Hunt for the word "JSON" across the entries below, copying each line that holds it.

Interface dataset entries
[Start of section]

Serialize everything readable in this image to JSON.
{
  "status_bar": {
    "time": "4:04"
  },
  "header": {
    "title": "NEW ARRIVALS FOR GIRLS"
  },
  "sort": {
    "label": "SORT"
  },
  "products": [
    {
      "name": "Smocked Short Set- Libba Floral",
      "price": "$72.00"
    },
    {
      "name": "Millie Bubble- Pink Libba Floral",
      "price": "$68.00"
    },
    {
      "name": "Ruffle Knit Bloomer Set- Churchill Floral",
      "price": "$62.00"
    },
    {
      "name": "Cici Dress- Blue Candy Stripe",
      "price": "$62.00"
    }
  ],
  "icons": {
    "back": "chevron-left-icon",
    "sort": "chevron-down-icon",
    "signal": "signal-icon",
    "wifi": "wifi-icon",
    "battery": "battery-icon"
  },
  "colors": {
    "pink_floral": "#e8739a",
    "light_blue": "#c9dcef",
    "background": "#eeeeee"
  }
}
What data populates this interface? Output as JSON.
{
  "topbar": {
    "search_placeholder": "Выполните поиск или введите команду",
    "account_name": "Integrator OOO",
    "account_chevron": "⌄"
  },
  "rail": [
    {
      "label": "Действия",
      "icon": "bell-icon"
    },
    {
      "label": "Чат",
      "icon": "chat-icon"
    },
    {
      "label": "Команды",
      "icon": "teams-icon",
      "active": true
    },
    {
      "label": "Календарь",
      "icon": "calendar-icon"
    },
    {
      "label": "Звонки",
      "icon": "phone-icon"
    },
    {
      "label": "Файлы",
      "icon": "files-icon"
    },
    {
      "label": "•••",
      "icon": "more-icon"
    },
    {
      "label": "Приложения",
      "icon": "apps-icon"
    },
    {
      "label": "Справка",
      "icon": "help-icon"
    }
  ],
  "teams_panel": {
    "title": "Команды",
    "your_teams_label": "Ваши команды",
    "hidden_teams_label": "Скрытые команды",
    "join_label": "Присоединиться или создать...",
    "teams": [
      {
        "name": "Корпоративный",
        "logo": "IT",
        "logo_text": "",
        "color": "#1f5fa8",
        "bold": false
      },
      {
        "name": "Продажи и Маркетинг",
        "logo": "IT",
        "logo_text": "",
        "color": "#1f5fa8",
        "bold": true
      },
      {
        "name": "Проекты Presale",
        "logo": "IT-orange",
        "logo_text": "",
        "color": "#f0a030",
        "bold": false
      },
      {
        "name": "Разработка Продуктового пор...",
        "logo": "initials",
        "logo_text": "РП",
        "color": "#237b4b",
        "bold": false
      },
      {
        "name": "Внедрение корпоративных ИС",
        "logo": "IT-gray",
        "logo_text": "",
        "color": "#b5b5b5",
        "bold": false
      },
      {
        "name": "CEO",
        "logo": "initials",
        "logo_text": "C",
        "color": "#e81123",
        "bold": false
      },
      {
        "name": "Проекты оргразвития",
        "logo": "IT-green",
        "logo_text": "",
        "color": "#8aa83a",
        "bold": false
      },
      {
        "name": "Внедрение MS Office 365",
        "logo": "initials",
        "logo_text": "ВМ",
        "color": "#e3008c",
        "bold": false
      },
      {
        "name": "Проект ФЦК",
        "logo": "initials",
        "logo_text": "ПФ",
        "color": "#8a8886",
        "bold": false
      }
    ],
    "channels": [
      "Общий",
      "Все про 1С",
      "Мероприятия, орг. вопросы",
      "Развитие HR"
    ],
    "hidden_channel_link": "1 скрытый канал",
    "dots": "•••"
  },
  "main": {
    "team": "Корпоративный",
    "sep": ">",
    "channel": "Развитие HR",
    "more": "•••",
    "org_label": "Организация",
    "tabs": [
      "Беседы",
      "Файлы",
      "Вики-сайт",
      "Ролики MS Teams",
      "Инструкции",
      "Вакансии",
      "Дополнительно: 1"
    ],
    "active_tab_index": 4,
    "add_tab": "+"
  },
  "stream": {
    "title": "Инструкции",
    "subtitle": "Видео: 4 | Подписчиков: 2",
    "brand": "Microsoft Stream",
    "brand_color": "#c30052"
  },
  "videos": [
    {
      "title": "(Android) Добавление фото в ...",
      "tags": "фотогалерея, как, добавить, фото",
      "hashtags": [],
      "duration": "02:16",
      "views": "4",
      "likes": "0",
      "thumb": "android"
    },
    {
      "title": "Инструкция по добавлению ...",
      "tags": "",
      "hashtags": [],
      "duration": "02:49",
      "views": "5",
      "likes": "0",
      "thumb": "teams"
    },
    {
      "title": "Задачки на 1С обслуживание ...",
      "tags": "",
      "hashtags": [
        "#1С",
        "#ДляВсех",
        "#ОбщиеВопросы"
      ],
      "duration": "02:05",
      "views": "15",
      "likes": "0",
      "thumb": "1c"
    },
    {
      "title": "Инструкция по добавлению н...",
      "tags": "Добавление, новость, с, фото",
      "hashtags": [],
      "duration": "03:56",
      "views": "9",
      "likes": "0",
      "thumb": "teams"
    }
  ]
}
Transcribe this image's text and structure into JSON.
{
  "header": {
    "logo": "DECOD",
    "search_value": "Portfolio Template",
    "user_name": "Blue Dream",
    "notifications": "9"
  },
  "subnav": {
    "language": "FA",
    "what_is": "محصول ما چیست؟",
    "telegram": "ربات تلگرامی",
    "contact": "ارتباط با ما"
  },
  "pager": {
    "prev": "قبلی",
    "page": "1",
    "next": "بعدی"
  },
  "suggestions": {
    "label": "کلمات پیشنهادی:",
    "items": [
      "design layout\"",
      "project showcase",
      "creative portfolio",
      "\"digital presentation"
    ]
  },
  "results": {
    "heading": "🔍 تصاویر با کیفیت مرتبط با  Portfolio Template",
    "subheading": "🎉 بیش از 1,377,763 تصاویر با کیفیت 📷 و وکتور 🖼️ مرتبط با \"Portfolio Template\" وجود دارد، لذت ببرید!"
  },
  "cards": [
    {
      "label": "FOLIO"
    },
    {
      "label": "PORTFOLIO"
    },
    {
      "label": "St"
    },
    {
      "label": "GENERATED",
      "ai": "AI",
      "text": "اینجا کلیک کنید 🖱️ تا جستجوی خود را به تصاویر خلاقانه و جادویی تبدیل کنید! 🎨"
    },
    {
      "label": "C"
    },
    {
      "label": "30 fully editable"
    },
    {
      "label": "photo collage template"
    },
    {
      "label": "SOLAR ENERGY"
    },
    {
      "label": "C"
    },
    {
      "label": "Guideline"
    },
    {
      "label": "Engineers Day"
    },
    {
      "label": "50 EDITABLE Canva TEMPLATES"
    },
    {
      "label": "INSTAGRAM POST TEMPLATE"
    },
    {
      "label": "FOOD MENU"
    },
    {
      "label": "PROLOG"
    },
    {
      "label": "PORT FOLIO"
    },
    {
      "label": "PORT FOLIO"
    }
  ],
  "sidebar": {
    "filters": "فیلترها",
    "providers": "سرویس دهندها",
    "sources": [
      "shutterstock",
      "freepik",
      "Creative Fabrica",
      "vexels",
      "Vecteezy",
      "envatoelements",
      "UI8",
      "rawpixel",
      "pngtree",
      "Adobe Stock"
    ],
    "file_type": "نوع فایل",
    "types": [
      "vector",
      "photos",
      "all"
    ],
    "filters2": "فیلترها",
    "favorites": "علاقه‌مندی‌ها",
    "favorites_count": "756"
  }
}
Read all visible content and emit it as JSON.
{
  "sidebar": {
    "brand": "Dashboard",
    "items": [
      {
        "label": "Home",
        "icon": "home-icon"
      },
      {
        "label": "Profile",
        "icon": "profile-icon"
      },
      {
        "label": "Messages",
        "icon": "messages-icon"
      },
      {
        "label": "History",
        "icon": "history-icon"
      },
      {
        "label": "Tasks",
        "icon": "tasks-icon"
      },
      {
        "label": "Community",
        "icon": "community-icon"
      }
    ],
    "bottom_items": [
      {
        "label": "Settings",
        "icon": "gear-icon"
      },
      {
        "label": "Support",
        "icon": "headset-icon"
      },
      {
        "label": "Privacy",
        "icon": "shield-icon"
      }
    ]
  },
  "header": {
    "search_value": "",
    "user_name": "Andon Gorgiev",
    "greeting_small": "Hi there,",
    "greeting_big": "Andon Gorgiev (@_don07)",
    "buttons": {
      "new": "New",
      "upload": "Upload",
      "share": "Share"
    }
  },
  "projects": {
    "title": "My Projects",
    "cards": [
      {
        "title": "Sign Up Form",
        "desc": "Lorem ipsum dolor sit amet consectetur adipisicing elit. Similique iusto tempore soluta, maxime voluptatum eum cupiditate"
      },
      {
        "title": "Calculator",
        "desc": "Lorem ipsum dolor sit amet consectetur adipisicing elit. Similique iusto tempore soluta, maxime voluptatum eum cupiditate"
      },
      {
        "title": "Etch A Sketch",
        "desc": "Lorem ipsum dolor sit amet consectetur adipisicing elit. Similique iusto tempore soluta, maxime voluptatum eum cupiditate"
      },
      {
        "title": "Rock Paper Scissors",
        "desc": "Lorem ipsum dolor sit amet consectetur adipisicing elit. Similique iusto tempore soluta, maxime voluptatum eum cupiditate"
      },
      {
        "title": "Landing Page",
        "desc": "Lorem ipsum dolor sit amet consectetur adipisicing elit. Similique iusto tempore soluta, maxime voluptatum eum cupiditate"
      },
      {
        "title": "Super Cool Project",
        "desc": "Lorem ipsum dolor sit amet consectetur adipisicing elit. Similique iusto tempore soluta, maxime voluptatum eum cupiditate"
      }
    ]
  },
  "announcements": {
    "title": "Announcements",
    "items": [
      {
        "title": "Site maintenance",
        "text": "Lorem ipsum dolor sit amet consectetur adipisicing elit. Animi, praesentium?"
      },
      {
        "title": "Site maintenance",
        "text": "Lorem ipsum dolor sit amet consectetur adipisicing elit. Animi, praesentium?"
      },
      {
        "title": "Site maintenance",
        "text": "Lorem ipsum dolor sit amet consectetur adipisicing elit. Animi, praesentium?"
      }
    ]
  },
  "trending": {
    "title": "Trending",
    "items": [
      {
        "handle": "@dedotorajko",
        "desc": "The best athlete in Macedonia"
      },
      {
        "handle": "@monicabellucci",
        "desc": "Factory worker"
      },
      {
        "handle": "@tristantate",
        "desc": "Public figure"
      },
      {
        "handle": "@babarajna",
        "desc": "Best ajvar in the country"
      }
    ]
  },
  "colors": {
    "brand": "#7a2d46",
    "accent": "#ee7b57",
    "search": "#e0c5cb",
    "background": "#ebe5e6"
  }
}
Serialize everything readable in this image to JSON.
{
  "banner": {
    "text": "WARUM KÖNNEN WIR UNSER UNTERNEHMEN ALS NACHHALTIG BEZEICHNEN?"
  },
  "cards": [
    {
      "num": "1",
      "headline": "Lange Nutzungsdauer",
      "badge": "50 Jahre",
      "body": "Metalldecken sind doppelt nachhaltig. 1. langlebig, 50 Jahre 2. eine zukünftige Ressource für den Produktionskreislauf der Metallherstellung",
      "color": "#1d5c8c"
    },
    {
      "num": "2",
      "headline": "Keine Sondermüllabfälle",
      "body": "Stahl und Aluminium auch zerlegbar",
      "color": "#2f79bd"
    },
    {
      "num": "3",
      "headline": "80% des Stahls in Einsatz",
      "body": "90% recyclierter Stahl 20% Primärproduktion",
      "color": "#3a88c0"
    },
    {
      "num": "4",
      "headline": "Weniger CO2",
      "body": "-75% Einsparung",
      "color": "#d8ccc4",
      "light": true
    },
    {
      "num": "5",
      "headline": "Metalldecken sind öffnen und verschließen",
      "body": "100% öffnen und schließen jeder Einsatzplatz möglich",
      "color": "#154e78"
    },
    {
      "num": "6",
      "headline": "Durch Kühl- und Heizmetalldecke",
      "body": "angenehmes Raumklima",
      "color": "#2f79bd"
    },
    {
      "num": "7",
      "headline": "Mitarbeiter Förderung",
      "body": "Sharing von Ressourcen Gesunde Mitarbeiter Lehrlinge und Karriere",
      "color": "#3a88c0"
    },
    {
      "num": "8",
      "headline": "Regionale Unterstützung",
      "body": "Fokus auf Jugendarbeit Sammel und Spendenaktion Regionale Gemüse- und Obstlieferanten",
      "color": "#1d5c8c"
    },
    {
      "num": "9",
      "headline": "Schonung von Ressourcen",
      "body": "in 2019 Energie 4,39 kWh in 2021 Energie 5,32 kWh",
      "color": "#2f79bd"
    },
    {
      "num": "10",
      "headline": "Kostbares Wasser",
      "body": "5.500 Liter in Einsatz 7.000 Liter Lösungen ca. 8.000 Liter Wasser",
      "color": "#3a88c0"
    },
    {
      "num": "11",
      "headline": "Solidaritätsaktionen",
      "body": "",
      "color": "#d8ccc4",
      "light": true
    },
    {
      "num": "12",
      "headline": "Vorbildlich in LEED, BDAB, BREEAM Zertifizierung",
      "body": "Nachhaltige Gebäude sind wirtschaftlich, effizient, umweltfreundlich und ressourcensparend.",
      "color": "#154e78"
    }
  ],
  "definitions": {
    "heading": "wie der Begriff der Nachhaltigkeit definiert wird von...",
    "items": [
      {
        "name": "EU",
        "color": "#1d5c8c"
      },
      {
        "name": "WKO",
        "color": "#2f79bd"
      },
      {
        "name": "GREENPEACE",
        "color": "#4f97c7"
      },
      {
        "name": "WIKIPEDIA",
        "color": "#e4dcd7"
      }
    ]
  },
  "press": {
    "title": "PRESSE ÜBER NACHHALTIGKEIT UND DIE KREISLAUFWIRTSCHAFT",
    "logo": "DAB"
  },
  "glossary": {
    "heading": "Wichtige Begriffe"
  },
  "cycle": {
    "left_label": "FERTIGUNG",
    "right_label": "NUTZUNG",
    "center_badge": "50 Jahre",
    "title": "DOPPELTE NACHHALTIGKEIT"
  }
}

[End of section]

## ANSWER TO THIS EXERCISE
Serialize everything readable in this image to JSON.
What data populates this interface? Output as JSON.
Transcribe this image's text and structure into JSON.
Read all visible content and emit it as JSON.
Serialize everything readable in this image to JSON.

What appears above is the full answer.